• _Data for the task_
*-*-*

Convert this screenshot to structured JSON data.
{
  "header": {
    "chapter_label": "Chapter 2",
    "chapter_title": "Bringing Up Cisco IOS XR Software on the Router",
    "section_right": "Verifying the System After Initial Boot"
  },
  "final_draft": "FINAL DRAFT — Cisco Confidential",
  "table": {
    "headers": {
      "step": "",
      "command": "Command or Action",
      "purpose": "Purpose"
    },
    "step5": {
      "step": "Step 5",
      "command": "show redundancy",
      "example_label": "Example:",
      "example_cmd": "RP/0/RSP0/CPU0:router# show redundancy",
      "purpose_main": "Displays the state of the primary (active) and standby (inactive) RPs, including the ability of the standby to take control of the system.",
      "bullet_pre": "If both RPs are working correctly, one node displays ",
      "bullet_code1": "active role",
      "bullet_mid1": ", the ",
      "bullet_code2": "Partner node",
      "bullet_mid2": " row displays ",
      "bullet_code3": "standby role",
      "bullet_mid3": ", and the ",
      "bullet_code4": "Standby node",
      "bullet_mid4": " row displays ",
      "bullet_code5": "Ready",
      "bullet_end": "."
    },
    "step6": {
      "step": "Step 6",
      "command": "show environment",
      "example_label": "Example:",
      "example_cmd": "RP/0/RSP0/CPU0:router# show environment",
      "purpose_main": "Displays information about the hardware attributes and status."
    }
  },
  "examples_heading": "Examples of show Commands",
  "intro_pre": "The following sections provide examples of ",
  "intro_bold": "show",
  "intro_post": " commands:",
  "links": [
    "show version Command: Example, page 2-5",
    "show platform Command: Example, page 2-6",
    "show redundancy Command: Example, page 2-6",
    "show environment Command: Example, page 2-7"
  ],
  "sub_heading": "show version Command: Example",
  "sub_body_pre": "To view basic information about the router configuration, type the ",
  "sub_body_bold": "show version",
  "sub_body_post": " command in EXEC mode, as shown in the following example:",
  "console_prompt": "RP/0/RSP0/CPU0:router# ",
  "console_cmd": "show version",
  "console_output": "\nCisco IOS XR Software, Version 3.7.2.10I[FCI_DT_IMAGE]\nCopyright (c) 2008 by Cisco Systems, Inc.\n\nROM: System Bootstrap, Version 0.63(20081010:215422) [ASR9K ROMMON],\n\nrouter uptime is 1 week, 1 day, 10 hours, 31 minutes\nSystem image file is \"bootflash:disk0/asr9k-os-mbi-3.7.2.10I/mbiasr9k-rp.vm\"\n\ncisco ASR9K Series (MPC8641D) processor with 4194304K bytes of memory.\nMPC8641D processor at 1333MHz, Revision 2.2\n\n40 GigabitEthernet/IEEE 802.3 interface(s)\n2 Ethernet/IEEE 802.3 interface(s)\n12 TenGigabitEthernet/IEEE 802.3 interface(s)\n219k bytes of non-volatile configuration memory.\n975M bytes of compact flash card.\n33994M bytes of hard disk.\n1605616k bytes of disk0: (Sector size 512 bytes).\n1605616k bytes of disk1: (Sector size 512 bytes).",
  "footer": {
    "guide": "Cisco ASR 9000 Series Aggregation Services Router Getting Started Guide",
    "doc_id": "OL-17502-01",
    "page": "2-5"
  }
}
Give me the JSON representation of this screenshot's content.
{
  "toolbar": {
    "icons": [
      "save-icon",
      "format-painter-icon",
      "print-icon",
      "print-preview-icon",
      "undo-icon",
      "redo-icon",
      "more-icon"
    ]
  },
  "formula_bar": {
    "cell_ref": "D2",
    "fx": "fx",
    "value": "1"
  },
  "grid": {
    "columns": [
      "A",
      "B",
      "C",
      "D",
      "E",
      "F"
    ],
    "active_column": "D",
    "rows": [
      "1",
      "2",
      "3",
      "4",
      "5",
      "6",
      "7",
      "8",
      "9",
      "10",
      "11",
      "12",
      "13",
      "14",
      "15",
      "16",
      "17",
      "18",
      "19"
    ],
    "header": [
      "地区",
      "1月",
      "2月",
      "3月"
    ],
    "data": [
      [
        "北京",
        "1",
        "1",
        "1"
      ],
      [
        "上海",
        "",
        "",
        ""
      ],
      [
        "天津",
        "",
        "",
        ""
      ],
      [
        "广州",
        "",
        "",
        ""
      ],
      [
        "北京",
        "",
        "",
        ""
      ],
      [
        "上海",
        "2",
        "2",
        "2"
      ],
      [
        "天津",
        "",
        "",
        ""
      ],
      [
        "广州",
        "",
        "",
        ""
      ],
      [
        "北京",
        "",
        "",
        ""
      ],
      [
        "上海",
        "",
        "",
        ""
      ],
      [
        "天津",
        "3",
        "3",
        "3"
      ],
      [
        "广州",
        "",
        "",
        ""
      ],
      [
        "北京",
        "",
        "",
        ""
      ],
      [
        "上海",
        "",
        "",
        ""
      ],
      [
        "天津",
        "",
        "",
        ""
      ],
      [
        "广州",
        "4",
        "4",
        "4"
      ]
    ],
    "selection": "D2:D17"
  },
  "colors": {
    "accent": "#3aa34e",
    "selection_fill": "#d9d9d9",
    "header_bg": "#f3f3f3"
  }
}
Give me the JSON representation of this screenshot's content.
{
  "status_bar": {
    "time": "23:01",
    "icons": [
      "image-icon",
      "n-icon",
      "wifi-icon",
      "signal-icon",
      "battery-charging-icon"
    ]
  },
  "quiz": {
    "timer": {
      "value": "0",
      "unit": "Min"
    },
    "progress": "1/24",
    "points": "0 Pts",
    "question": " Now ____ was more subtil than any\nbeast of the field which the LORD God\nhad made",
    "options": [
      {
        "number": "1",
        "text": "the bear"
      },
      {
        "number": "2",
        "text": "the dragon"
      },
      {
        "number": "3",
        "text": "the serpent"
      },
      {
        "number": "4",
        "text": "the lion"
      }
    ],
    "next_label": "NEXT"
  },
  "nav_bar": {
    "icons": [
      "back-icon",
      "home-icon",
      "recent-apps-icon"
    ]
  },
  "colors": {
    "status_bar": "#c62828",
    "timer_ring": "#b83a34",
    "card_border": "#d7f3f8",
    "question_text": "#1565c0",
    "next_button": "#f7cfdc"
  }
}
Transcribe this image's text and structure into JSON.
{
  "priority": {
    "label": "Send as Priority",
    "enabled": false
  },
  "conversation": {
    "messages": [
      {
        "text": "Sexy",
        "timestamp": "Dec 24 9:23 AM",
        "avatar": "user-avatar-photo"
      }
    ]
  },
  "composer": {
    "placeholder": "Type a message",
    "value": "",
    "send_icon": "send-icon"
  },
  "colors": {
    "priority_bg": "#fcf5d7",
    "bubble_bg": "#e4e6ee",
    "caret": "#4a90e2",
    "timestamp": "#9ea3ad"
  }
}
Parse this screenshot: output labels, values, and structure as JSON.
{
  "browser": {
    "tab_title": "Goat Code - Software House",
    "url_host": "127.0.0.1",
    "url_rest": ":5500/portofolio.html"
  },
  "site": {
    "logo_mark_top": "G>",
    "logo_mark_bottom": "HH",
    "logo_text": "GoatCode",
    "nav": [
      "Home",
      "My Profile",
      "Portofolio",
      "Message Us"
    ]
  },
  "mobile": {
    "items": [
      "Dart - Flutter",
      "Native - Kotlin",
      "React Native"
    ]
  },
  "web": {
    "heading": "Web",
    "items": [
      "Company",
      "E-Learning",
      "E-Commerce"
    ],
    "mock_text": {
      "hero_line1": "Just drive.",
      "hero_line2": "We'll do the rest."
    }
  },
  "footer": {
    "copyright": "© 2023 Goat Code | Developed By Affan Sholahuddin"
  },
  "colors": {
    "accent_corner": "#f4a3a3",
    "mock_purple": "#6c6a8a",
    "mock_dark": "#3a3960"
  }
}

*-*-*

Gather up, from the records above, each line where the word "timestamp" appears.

• _Solution_
        "timestamp": "Dec 24 9:23 AM",
    "timestamp": "#9ea3ad"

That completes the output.